**BRIEF:**
Every line below that holds the string "holiday" should be copied.

==== DATASET EXTRACT

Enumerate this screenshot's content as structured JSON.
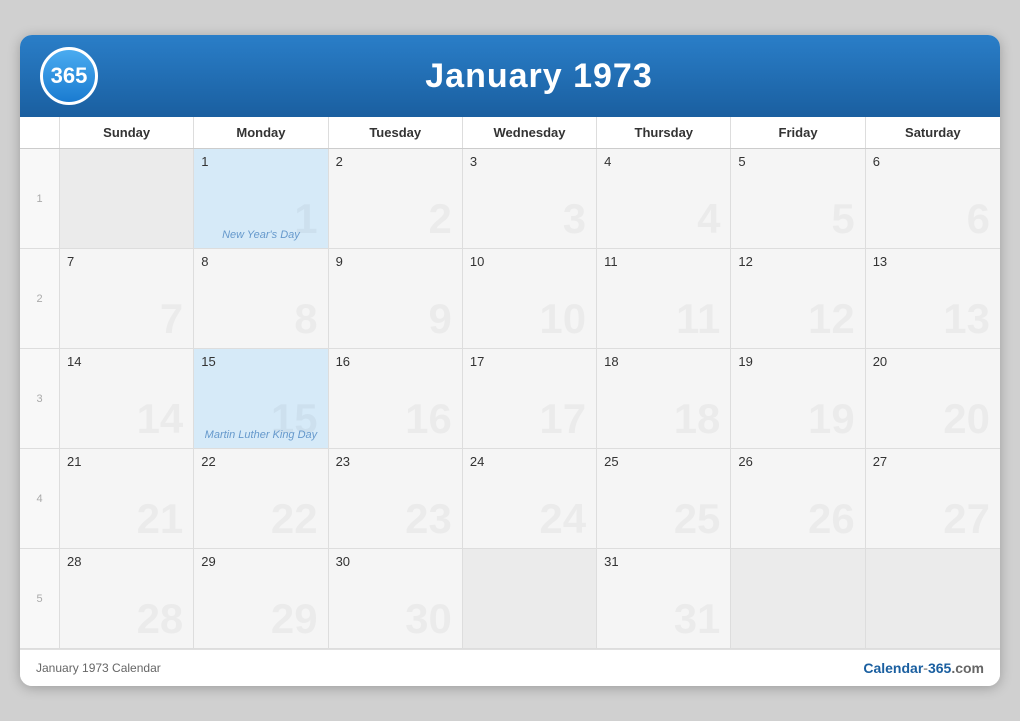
{
  "header": {
    "logo": "365",
    "title": "January 1973"
  },
  "days": [
    "Sunday",
    "Monday",
    "Tuesday",
    "Wednesday",
    "Thursday",
    "Friday",
    "Saturday"
  ],
  "weeks": [
    {
      "week_num": "1",
      "cells": [
        {
          "date": "",
          "empty": true
        },
        {
          "date": "1",
          "holiday": "New Year's Day",
          "highlight": true
        },
        {
          "date": "2"
        },
        {
          "date": "3"
        },
        {
          "date": "4"
        },
        {
          "date": "5"
        },
        {
          "date": "6"
        }
      ]
    },
    {
      "week_num": "2",
      "cells": [
        {
          "date": "7"
        },
        {
          "date": "8"
        },
        {
          "date": "9"
        },
        {
          "date": "10"
        },
        {
          "date": "11"
        },
        {
          "date": "12"
        },
        {
          "date": "13"
        }
      ]
    },
    {
      "week_num": "3",
      "cells": [
        {
          "date": "14"
        },
        {
          "date": "15",
          "holiday": "Martin Luther King Day",
          "highlight": true
        },
        {
          "date": "16"
        },
        {
          "date": "17"
        },
        {
          "date": "18"
        },
        {
          "date": "19"
        },
        {
          "date": "20"
        }
      ]
    },
    {
      "week_num": "4",
      "cells": [
        {
          "date": "21"
        },
        {
          "date": "22"
        },
        {
          "date": "23"
        },
        {
          "date": "24"
        },
        {
          "date": "25"
        },
        {
          "date": "26"
        },
        {
          "date": "27"
        }
      ]
    },
    {
      "week_num": "5",
      "cells": [
        {
          "date": "28"
        },
        {
          "date": "29"
        },
        {
          "date": "30"
        },
        {
          "date": ""
        },
        {
          "date": "31"
        },
        {
          "date": ""
        },
        {
          "date": ""
        },
        {
          "date": ""
        }
      ]
    }
  ],
  "footer": {
    "left": "January 1973 Calendar",
    "right": "Calendar-365.com"
  }
}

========

**EXPECTED ANSWER:**
          "holiday": "New Year's Day",
          "holiday": "Martin Luther King Day",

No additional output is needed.